:: ASSIGNED TASK ::
Your reply should be a single number, the count of lines in the records that contain "JSON".

:: TASK MATERIAL ::
┄┄┄┄┄┄

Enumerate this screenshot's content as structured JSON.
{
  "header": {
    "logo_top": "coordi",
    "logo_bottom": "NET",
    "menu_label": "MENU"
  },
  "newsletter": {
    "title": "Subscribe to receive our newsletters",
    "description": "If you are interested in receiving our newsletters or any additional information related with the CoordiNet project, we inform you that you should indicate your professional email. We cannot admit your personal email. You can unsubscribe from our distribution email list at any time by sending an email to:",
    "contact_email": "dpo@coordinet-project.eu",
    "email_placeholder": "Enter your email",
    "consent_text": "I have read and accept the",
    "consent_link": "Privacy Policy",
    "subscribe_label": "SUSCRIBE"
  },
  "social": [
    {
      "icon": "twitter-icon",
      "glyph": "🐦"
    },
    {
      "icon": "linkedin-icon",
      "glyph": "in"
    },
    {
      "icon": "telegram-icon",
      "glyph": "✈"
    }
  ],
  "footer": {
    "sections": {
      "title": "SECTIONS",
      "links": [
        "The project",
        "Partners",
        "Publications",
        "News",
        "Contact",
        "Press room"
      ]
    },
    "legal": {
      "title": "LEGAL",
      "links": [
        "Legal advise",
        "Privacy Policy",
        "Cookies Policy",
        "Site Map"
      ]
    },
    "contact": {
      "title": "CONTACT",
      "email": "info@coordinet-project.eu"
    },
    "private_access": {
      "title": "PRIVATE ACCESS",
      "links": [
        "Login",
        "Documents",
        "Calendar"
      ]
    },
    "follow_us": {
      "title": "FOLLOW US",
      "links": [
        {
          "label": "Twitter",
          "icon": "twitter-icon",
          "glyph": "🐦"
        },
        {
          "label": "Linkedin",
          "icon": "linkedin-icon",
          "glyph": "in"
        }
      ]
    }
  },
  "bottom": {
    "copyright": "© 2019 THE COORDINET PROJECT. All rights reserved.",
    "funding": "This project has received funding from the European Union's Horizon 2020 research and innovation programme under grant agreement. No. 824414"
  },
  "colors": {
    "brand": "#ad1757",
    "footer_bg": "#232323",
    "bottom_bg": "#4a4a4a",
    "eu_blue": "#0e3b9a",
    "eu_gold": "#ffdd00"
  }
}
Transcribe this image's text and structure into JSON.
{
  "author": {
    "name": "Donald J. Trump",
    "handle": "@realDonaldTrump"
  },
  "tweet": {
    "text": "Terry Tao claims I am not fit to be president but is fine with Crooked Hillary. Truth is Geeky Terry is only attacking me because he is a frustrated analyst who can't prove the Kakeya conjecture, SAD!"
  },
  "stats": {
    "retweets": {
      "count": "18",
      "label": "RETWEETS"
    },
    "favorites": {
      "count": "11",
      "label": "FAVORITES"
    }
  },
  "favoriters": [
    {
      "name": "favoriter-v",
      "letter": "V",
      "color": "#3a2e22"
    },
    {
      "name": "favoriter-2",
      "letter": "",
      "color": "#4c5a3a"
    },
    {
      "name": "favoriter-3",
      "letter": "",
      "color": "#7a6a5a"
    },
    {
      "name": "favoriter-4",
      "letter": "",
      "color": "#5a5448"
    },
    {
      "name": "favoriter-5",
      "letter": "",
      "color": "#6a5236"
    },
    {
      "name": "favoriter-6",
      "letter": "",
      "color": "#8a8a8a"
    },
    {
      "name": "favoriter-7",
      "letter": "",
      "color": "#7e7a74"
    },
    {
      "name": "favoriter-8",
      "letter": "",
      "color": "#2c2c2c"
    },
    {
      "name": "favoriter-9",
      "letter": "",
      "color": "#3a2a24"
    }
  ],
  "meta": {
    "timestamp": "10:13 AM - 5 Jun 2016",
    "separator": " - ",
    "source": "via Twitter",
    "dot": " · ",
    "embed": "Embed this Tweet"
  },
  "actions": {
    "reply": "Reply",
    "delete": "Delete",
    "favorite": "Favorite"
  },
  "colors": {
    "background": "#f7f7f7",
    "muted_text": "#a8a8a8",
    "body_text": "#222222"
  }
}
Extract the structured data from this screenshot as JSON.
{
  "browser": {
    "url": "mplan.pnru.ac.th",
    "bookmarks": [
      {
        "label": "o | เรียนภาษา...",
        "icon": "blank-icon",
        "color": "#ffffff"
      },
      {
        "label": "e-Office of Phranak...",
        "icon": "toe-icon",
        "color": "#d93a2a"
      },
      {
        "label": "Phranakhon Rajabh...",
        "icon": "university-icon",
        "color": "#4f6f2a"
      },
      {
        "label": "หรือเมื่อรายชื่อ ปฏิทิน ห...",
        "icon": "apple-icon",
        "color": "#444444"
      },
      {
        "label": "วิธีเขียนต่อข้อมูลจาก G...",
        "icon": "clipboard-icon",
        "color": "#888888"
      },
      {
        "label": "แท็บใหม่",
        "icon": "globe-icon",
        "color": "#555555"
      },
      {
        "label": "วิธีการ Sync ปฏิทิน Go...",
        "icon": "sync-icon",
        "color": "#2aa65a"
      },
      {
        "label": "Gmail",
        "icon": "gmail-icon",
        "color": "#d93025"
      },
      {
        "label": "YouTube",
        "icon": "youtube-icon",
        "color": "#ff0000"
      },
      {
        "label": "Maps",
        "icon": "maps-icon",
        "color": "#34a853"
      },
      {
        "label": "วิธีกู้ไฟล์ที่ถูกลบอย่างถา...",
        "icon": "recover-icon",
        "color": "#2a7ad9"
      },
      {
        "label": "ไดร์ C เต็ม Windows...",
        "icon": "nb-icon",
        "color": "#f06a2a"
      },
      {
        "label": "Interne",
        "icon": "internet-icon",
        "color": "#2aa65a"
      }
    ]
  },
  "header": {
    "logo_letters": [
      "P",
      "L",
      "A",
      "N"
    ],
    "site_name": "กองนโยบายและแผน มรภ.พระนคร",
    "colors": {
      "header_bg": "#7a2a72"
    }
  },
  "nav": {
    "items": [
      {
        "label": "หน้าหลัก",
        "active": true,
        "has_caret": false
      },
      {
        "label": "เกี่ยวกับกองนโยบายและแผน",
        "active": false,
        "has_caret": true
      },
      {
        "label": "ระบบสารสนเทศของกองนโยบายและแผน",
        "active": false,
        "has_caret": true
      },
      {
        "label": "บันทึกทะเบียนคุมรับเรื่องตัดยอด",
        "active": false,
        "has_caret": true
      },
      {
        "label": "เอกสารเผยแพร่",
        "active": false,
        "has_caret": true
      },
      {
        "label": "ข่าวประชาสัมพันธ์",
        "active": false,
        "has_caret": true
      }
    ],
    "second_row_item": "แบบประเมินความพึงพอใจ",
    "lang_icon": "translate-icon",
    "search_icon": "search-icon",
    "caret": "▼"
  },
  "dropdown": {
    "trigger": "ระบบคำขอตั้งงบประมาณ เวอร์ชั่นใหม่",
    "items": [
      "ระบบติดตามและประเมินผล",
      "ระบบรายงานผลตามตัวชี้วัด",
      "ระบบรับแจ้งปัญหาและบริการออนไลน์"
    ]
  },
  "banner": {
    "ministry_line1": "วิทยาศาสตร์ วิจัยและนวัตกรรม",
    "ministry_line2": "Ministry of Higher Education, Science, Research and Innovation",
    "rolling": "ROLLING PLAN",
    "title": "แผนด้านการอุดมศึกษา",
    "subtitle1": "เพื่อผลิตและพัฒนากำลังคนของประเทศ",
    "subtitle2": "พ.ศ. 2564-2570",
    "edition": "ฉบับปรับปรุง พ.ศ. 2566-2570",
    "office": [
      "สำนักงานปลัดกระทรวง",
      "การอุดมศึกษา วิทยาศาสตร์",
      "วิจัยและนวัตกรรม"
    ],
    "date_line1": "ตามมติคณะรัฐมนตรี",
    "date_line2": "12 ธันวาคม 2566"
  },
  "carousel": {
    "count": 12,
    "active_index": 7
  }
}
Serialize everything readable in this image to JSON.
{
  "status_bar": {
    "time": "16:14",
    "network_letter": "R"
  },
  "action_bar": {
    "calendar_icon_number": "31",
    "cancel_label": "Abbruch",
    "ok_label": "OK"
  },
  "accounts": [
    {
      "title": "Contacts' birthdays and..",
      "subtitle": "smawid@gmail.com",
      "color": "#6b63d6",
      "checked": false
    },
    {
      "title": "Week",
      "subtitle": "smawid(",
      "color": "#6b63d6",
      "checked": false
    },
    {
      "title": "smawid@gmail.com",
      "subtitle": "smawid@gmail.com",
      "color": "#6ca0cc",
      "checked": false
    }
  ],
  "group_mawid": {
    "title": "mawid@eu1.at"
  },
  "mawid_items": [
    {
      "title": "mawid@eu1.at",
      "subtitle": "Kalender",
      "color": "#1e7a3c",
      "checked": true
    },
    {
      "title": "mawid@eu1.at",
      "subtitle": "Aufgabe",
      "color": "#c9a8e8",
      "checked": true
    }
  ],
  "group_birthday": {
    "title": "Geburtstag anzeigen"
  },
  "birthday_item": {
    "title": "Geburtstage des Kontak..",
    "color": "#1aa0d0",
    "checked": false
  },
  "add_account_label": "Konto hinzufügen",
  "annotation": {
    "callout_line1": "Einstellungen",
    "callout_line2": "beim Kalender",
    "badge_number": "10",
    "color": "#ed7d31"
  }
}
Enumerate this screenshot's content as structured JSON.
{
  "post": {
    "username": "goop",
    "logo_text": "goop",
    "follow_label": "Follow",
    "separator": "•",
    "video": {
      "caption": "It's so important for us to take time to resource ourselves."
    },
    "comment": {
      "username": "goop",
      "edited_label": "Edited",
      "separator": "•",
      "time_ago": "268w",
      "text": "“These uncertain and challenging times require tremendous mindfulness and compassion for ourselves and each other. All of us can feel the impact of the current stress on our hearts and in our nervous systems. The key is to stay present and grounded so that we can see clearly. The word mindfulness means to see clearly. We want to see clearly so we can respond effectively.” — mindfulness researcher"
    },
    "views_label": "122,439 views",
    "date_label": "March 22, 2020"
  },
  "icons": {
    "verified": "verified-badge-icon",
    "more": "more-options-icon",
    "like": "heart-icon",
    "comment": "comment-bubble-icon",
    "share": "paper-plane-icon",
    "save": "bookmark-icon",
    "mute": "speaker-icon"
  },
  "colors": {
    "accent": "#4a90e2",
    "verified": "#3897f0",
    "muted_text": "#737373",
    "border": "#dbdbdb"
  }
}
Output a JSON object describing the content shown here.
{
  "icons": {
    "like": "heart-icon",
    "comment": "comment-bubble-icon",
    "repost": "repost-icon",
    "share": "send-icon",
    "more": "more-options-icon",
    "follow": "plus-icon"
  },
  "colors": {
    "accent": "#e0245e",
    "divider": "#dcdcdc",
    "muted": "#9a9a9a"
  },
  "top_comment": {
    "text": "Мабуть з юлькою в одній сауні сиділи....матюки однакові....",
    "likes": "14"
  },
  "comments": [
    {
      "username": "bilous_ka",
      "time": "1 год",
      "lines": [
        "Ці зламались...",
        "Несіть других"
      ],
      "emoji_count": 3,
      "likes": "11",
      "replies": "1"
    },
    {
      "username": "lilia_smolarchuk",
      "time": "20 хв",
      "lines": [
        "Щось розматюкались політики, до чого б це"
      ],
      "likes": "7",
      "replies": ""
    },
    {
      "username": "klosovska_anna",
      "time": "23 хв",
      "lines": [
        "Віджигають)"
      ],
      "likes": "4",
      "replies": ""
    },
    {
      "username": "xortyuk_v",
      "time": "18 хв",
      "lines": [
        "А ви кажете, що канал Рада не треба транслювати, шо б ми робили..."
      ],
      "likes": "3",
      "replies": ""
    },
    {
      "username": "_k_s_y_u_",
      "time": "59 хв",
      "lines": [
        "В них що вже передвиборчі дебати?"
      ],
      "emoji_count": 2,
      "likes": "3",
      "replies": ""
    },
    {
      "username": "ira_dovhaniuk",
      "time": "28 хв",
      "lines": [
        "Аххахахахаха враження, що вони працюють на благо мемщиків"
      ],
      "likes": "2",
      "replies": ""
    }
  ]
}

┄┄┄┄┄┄

:: EXERCISE ANSWER ::
6